Perhaps the best-known event in Madeley’s proud history is the occasion on which the future Charles II spent a night in ‘King Charles’ Barn’, at Upper House, during his escape after the battle of Worcester in 1651. Charles later dictated the story of his escape to Samuel Pepys who published the full account in his Diaries. After the Restoration, a grateful king rewarded his protector, Francis Wolfe, with a set of silver plate and an inscribed silver tankard. A leaflet is available that gives more information.
The fate of the set of silver plate is unknown – no description of it survives and there is no record of it apart from a reference to its presentation in Alan Fea’s 1907 book The Flight of The King. Fea said his information came from the papers of one of Francis Wolfe’s descendants, Richard Woof (later Woolfe), who was Town Clerk of Worcester until his retirement in 1872.
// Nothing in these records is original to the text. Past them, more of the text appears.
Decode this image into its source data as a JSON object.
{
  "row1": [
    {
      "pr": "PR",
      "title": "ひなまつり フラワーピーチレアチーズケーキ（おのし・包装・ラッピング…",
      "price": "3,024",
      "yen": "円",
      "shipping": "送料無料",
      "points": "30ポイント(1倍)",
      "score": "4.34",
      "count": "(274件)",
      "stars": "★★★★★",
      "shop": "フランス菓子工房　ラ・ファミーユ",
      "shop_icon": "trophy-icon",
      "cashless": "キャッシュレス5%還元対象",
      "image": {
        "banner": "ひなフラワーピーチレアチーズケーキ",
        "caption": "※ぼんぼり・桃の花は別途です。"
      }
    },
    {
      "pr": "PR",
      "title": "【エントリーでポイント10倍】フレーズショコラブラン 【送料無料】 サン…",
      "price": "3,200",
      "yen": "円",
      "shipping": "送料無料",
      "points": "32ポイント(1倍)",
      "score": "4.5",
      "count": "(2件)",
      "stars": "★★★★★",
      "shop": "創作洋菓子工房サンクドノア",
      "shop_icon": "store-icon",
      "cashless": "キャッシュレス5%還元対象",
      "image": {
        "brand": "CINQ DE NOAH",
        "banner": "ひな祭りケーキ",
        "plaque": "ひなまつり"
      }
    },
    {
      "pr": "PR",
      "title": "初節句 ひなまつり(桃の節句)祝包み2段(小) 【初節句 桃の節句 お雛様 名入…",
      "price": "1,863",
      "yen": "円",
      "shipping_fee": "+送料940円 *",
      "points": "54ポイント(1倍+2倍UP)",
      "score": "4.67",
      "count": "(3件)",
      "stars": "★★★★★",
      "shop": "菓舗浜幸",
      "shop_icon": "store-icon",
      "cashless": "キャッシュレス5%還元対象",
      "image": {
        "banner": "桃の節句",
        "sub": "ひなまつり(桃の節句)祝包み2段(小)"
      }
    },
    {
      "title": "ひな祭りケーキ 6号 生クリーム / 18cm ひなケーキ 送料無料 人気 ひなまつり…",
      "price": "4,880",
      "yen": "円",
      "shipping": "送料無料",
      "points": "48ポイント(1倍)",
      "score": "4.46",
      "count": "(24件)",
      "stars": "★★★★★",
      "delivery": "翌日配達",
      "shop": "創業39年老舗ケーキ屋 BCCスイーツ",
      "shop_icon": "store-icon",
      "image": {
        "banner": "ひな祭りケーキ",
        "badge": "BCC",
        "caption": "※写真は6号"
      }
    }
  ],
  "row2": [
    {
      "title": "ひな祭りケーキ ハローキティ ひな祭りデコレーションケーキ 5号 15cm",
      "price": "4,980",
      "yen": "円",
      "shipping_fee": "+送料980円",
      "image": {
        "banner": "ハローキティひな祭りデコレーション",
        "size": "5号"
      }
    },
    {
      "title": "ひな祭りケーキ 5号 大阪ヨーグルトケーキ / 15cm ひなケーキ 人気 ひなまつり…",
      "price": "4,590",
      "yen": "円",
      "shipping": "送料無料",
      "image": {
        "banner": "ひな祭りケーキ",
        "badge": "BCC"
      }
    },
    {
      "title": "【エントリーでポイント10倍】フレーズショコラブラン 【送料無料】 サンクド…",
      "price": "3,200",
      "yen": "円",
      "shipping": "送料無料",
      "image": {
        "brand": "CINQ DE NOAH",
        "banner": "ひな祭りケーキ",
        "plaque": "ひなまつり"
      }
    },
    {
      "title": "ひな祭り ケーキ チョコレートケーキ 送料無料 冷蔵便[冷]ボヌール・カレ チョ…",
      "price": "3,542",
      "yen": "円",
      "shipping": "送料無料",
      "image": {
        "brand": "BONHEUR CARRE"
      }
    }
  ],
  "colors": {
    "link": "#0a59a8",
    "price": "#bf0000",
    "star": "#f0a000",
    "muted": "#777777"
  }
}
The history of the tankard seems to be rather better documented although it remains controversial. Apparently it remained with the Wolfe family in Madeley until at least the middle of the 18th century when it was sold. One source states firmly that it was sold in 1752 to Abraham Darby II and later given by him to his son-in-law Richard Reynolds and another that it was sold directly to Reynolds in 1789. In either case the tankard seems to have passed eventually to Reynolds’ daughter Hannah who married William Rathbone IV, a Liverpool merchant, in 1786.
On 6th May 1851 their son, William Rathbone V of Green Bank Liverpool, exhibited the tankard at a meeting of the Historic Society of Lancashire and Cheshire and, in 1867, he ordered a facsimile from Joseph Mayer, a renowned Liverpool silversmith retailer and antiquarian, apparently for Richard Woof. It was made in 1866 by William Hunter of Hoxton in London.
It was almost certainly this facsimile which was later bequeathed to the Society of Antiquaries in London. A second tankard, possibly the original or possibly a second facsimile, still exists in a private collection.
In 2007, the Society of Antiquaries was contacted to obtain consent to photograph the replica and learn about its more recent history. The initial contact with the Society leads to the replica being loaned for display to the Coalport China Museum for a two year period. The exhibition was launched on the 16th September 2008, with a special reception at the Museum.